With the news of Prince Philip death going around the world, arrangements for his funeral are being made. The Prince passed away at the age of 99 on Friday morning in Windsor Castle.
Due to the restrictions still in place due to the global pandemic the funeral will not be a state funeral with no public. The late royal will be laid to rest at Windsor Castle, in line with his wishes, with a ceremony at St George’s Chapel taking place beforehand.
With the confirmation of his death, the College of Arms’ website has updated the website with the statement: “The funeral will not be a State Funeral and will not be preceded by a Lying-in-State. His Royal Highness’s body will lie at rest in Windsor Castle ahead of the funeral in St George’s Chapel. This is in line with custom and with His Royal Highness’s wishes.
“The funeral arrangements have been revised in view of the prevailing circumstances arising from the COVID-19 pandemic and it is regretfully requested that members of the public do not attempt to attend or participate in any of the events that make up the funeral.”
Usually state funerals are reserved for the sovereign, so according to protocol the ceremony should be honored with a ceremonial royal funeral, being the Queen’s consort, just like it was for Queen Mother back in 2002.
Prince Philip had already drew up details about his funeral and wanted to be a low-key ceremony. It has been known that the Queen had already signed off on his pans, with the official announcement arriving in the coming days.
Buckingham Palace have since said in a statement: “With the safety and wellbeing of the public in mind, and in accordance with Government guidelines, members of the public are asked not to gather in crowds. Those wishing to express their condolences are asked to do so in the safest way possible, and not to gather at Royal Residences.
“During this time the Royal Family ask that members of the public consider making a donation to a charity instead of leaving floral tributes in memory of The Duke of Edinburgh.
“An online Book of Condolence for those who wish to leave messages is available on the Royal website (www.royal.uk).”
HOW WILL THE STILL ONGOING CRISIS CHANGE THINGS?
With the global health pandemic still at large, the ceremony will no doubt be affect in many ways. With all the restrictions in place from the government, the public elements of the farewell will not be able to take place in their original form.
If things were normal, with the earlier agreements thousands of people would flock to London and Windsor to pay respect to him, with some fans camping overnight to get the best vantage points, as there was a military procession planned for Philips’ coffin on the day of his funeral.
The original plan was for the coffin to be travelled to Windsor by Range Rover, with the cortege making its way along a processional route in Windsor to the castle, and St George’s Chapel for the funeral service. The routes were to have been lined with hundreds of members of the armed forces, representatives from the many organisations of which the duke had been patron, and well-wishers.
WHAT WILL HAPPEN DURING THE QUEEN’S EIGHT DAYS OF MOURNING?

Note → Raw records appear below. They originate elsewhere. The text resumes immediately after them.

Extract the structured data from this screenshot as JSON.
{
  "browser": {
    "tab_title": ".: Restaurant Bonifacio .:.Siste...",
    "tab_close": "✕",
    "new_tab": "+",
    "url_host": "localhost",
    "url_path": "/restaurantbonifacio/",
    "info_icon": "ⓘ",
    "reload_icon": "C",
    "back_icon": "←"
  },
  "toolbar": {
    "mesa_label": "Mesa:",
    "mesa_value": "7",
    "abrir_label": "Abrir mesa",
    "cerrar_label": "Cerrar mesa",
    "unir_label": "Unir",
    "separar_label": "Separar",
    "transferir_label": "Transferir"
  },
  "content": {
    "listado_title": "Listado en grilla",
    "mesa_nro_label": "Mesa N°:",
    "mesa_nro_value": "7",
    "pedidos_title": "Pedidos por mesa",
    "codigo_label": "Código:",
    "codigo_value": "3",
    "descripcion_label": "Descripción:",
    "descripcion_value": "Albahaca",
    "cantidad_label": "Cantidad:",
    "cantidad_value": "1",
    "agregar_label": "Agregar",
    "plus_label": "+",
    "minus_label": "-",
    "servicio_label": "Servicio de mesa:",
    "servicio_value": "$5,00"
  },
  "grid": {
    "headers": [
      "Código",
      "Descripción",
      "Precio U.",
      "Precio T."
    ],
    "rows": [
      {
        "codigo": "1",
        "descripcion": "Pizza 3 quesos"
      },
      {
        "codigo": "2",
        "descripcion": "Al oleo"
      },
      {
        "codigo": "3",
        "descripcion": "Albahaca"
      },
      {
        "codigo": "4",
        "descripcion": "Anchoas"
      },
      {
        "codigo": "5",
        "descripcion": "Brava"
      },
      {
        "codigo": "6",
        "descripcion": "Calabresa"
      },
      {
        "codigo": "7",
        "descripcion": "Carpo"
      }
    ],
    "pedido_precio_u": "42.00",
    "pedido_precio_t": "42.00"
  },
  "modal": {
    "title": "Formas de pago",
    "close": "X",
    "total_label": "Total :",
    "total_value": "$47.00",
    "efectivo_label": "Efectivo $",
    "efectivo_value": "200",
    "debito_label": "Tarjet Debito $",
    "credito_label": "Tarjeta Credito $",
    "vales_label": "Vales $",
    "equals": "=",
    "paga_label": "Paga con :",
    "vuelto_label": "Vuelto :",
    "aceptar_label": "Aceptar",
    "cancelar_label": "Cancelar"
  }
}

The Queen and her children will be entering a period of mourning for the patriarch, which could last several weeks.
Any official engagements will be postponed, although most of them being online, with only a few carrying on, however that depends on the wishes of the monarch. If it were normal times, all royal engagements would be cancelled, except for those of charitable causes.
With the death of a royal and with the period of national mourning, all Union flags will be flow at half-mast on royal buildings where the monarch is not in residence.
It has been revealed that all the official flags will be flow at half-mast, including the Union flag, from 8am on the day following the funeral.
This includes all flags, such as the Union flags, as well as the flags of home nation, ensigns and ships’ colors to also be flown at half-mast during the overnight of this period.
The Duke of Edinburgh, Prince Philip, was the longest serving consort of British Empire, with him passing away after multiple health complications during the current year.
The Queen and the Duke of Edinburgh were married for more than 70 years, with Prince Philip dedicating most of his time to the service of the royal family, serving the nation and the monarch’s side.
Due to health reasons he had to retire from royal duties back in 2017.
The Palace said in a statement: “It is with deep sorrow that Her Majesty The Queen announces the death of her beloved husband, His Royal Highness The Prince Philip, Duke of Edinburgh.
“His Royal Highness passed away peacefully this morning at Windsor Castle. Further announcements will made in due course. The Royal Family join with people around the world in mourning his loss.”
A memorial service for the prince might be held at a later date, as soon as the global health crisis has ended.